● Data
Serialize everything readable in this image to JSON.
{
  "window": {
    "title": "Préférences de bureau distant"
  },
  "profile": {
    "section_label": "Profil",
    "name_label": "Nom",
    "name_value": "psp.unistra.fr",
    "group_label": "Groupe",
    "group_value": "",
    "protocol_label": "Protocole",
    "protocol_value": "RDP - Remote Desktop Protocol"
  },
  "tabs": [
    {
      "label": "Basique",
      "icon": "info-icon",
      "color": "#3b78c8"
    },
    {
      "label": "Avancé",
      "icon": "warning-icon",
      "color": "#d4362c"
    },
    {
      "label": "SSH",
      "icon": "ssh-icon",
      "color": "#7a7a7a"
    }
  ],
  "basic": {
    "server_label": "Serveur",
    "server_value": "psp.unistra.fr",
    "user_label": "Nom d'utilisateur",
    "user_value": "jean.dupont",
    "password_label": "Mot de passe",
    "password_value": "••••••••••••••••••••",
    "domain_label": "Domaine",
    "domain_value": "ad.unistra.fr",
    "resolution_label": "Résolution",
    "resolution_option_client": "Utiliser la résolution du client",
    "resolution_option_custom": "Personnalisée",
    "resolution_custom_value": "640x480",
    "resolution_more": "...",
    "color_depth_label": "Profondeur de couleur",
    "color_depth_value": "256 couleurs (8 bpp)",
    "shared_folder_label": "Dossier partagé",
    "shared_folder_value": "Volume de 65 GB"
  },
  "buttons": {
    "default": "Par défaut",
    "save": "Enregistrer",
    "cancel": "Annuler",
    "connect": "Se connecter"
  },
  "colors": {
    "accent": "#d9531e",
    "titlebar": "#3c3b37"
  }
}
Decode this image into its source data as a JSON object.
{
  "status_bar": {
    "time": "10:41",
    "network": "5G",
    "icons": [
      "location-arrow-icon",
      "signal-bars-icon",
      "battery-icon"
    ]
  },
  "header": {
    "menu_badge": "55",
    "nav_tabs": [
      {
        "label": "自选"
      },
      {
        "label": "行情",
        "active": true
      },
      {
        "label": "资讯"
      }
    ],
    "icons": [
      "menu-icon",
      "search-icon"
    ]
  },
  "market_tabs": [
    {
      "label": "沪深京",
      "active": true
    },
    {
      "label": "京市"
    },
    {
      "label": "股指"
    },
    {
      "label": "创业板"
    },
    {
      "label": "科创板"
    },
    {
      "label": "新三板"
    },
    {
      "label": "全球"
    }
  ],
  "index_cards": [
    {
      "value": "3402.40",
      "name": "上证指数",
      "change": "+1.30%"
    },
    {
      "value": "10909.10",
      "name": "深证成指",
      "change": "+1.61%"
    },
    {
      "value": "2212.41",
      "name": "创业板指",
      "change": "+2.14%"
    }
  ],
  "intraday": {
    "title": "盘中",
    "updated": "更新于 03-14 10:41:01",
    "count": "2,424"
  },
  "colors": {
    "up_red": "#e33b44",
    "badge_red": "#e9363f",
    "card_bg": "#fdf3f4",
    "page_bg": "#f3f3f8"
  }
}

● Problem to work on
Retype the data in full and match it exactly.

● Answer
Serialize everything readable in this image to JSON.
{
  "window": {
    "title": "Préférences de bureau distant"
  },
  "profile": {
    "section_label": "Profil",
    "name_label": "Nom",
    "name_value": "psp.unistra.fr",
    "group_label": "Groupe",
    "group_value": "",
    "protocol_label": "Protocole",
    "protocol_value": "RDP - Remote Desktop Protocol"
  },
  "tabs": [
    {
      "label": "Basique",
      "icon": "info-icon",
      "color": "#3b78c8"
    },
    {
      "label": "Avancé",
      "icon": "warning-icon",
      "color": "#d4362c"
    },
    {
      "label": "SSH",
      "icon": "ssh-icon",
      "color": "#7a7a7a"
    }
  ],
  "basic": {
    "server_label": "Serveur",
    "server_value": "psp.unistra.fr",
    "user_label": "Nom d'utilisateur",
    "user_value": "jean.dupont",
    "password_label": "Mot de passe",
    "password_value": "••••••••••••••••••••",
    "domain_label": "Domaine",
    "domain_value": "ad.unistra.fr",
    "resolution_label": "Résolution",
    "resolution_option_client": "Utiliser la résolution du client",
    "resolution_option_custom": "Personnalisée",
    "resolution_custom_value": "640x480",
    "resolution_more": "...",
    "color_depth_label": "Profondeur de couleur",
    "color_depth_value": "256 couleurs (8 bpp)",
    "shared_folder_label": "Dossier partagé",
    "shared_folder_value": "Volume de 65 GB"
  },
  "buttons": {
    "default": "Par défaut",
    "save": "Enregistrer",
    "cancel": "Annuler",
    "connect": "Se connecter"
  },
  "colors": {
    "accent": "#d9531e",
    "titlebar": "#3c3b37"
  }
}
Decode this image into its source data as a JSON object.
{
  "status_bar": {
    "time": "10:41",
    "network": "5G",
    "icons": [
      "location-arrow-icon",
      "signal-bars-icon",
      "battery-icon"
    ]
  },
  "header": {
    "menu_badge": "55",
    "nav_tabs": [
      {
        "label": "自选"
      },
      {
        "label": "行情",
        "active": true
      },
      {
        "label": "资讯"
      }
    ],
    "icons": [
      "menu-icon",
      "search-icon"
    ]
  },
  "market_tabs": [
    {
      "label": "沪深京",
      "active": true
    },
    {
      "label": "京市"
    },
    {
      "label": "股指"
    },
    {
      "label": "创业板"
    },
    {
      "label": "科创板"
    },
    {
      "label": "新三板"
    },
    {
      "label": "全球"
    }
  ],
  "index_cards": [
    {
      "value": "3402.40",
      "name": "上证指数",
      "change": "+1.30%"
    },
    {
      "value": "10909.10",
      "name": "深证成指",
      "change": "+1.61%"
    },
    {
      "value": "2212.41",
      "name": "创业板指",
      "change": "+2.14%"
    }
  ],
  "intraday": {
    "title": "盘中",
    "updated": "更新于 03-14 10:41:01",
    "count": "2,424"
  },
  "colors": {
    "up_red": "#e33b44",
    "badge_red": "#e9363f",
    "card_bg": "#fdf3f4",
    "page_bg": "#f3f3f8"
  }
}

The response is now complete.